The IBM 650

Nature & technology unite in the computer age

In his quest to revolutionize feed formulations, James R. Cargill paves the way for the future of the company.

The IBM® 650 Magnetic Data Processing Machine was poised to change businesses forever—but the revolutionary computer, first introduced in 1953, was not an immediate must-have for a company like Cargill. Many executives were intrigued by the machine’s capabilities, believing it was a good investment for accounting, but skeptical that it could improve other areas of business.

And yet, in 1957 Cargill took the pioneering step and installed its first electronic digital computer. It was one of the first commercial systems implemented by a US agricultural business. Like other large companies, Cargill saw clear advantages in applying the “electronic brain” for accounting, financial and general operating data.

But one member of the Cargill team was inspired by the IBM 650 for different reasons. At the time, James R. Cargill (known as “Jim”) was working in the company’s feed division. Noticing significant inconsistencies in pricing across the company’s national feed mills, he pushed to use the computer as a device for analyzing (and rationalizing) some of Cargill’s pricing problems.

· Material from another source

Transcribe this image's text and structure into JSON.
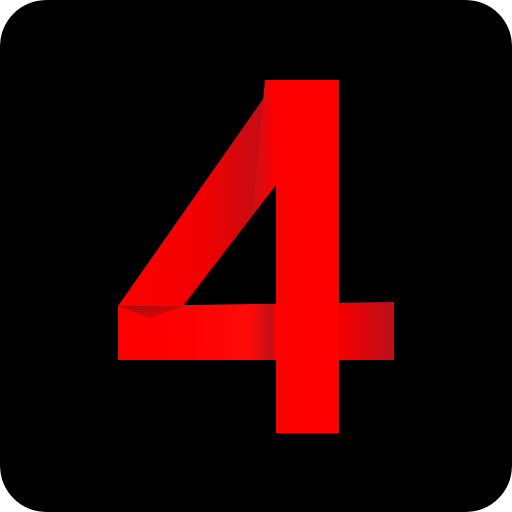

Feed calculation was a vital element in Cargill’s operations, and a component many felt was too risky to change. But convinced of the computer’s potential, Jim worked tirelessly to explore and promote its potential beyond traditional accounting.

The IBM 650 was finally put to the test when Cargill’s Nutrena feed group asked Jim to conduct an experiment for one of the group’s most challenging products: Chick Starter. Cargill wanted to first determine the feed requirements for a chicken to reach optimal growth and health during its life cycle. Then, based on those findings, calculate an exact feed formulation at the lowest possible cost.

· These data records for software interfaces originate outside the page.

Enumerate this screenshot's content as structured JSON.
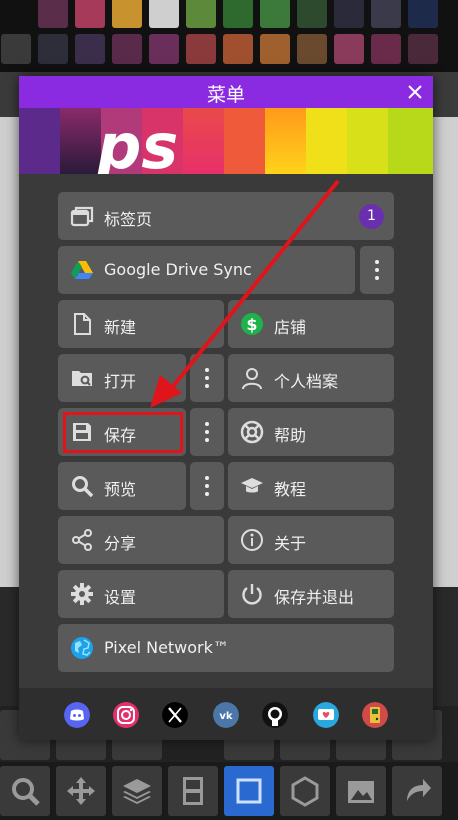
{
  "dialog": {
    "title": "菜单",
    "banner_logo_text": "ps"
  },
  "menu": {
    "tabs": {
      "label": "标签页",
      "badge": "1"
    },
    "google_drive_sync": "Google Drive Sync",
    "new": "新建",
    "store": "店铺",
    "open": "打开",
    "profile": "个人档案",
    "save": "保存",
    "help": "帮助",
    "preview": "预览",
    "tutorial": "教程",
    "share": "分享",
    "about": "关于",
    "settings": "设置",
    "save_and_exit": "保存并退出",
    "pixel_network": "Pixel Network™"
  },
  "social_icons": [
    "discord-icon",
    "instagram-icon",
    "x-icon",
    "vk-icon",
    "github-icon",
    "heart-chat-icon",
    "gameboy-icon"
  ],
  "colors": {
    "title_bar": "#8a2be2",
    "button": "#5a5a5a",
    "dialog": "#3a3a3a",
    "highlight": "#e0141b",
    "badge": "#6a2fae"
  }
}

To find the answer, Jim and his colleagues put the machine to work. In 1957, the IBM 650 analyzed more than 4 million possible outcomes and precisely formulated a breakthrough product: Nutrena All-Mash Egg Feed, which helped farmers raise healthier, larger and more productive chickens at a lower cost. It was the first formulation completely calculated by the computer—an industry turning point that gave a pricing advantage to customers, and a new competitive edge to Cargill.

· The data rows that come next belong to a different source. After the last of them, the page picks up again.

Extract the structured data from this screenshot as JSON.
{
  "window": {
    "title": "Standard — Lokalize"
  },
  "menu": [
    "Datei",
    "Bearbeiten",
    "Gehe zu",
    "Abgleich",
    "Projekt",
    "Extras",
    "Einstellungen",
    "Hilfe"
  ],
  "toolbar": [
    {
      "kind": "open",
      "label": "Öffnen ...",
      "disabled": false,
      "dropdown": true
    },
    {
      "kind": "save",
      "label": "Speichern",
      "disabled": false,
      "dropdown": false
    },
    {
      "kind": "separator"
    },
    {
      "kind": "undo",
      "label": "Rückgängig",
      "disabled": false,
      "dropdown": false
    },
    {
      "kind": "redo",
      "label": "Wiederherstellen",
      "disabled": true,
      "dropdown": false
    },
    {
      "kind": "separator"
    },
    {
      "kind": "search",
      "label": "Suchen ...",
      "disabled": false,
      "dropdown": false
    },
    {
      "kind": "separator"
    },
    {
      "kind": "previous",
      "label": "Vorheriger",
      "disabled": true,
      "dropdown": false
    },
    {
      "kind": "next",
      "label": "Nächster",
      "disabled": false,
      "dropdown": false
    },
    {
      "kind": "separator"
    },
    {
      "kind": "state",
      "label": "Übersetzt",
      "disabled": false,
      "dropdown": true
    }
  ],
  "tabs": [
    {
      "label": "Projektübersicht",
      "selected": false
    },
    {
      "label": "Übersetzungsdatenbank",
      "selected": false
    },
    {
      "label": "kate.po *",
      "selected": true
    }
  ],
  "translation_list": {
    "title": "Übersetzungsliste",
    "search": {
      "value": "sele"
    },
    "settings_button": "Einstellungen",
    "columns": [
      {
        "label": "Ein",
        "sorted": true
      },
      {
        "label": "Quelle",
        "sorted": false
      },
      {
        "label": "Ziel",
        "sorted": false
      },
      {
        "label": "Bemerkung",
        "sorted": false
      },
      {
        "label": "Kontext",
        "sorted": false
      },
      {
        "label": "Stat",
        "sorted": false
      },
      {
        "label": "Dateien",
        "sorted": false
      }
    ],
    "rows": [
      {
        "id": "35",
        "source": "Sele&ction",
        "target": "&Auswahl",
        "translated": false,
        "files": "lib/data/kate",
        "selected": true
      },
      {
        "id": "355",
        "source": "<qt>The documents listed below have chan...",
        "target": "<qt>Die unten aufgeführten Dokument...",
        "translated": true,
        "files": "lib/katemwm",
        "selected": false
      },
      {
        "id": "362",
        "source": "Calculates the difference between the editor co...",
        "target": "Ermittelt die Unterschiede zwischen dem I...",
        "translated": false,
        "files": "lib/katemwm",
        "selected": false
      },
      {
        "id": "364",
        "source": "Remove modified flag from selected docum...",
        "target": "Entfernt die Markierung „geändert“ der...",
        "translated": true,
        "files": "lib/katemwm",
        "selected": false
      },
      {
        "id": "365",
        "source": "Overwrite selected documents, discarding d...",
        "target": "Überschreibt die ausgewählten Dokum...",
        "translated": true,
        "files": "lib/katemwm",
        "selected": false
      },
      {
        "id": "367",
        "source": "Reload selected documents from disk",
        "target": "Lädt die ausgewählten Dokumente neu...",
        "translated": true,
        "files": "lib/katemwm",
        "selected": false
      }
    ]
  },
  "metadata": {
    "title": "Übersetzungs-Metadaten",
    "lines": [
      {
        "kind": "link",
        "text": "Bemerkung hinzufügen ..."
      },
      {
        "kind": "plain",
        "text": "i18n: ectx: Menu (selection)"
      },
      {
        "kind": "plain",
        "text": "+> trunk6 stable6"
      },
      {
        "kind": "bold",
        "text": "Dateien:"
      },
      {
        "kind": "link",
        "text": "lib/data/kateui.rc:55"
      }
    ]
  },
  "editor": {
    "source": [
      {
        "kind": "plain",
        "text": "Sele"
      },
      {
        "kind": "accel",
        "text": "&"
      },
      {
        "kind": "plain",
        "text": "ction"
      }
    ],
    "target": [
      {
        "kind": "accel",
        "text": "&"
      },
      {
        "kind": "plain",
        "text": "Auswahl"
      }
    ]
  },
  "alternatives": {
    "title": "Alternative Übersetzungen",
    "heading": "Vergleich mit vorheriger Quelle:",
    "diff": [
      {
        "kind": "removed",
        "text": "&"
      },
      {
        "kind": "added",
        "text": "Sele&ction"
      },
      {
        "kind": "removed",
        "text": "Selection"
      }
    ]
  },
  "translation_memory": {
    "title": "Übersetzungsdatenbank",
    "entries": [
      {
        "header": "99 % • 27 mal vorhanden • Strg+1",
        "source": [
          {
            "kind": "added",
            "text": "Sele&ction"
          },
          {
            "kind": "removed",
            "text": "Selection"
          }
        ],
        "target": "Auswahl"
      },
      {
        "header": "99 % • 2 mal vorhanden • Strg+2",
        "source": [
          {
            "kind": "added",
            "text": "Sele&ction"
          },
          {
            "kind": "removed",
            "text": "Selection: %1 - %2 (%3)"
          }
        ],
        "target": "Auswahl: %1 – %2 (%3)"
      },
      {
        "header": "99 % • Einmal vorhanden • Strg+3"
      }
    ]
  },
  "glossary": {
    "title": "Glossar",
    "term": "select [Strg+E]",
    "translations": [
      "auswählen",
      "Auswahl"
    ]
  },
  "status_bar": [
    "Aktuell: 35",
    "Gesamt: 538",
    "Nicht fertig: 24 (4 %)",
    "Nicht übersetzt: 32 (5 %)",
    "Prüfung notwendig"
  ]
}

Soon after, Pfizer Corporation premiered a new additive designed to reduce chicken feed costs. To create the lowest-cost recipe featuring the ingredient, Pfizer established a national competition. With the power of their IBM 650, Cargill entered using the computer’s calculations as a starting point. Not only did Cargill win—the team prevailed, taking first, second and third places.

With the Pfizer prize and the success of Nutrena, Jim inspired other divisions to put the IBM 650 to the test, bringing new levels of sophistication and progress to all areas of the company. The grain division soon utilized the computer to maximize grain management, discovering that they could add one cent per bushel to terminal elevator margins for a net gain of at least US $2 per ton.

By leveraging precise data and intelligent analytics, the company was able to generate cost-effective solutions quickly and consistently. Thanks to Jim’s tenacity, Cargill committed to using the new technology across the organization, developing new opportunities for its employees, farmers and customers.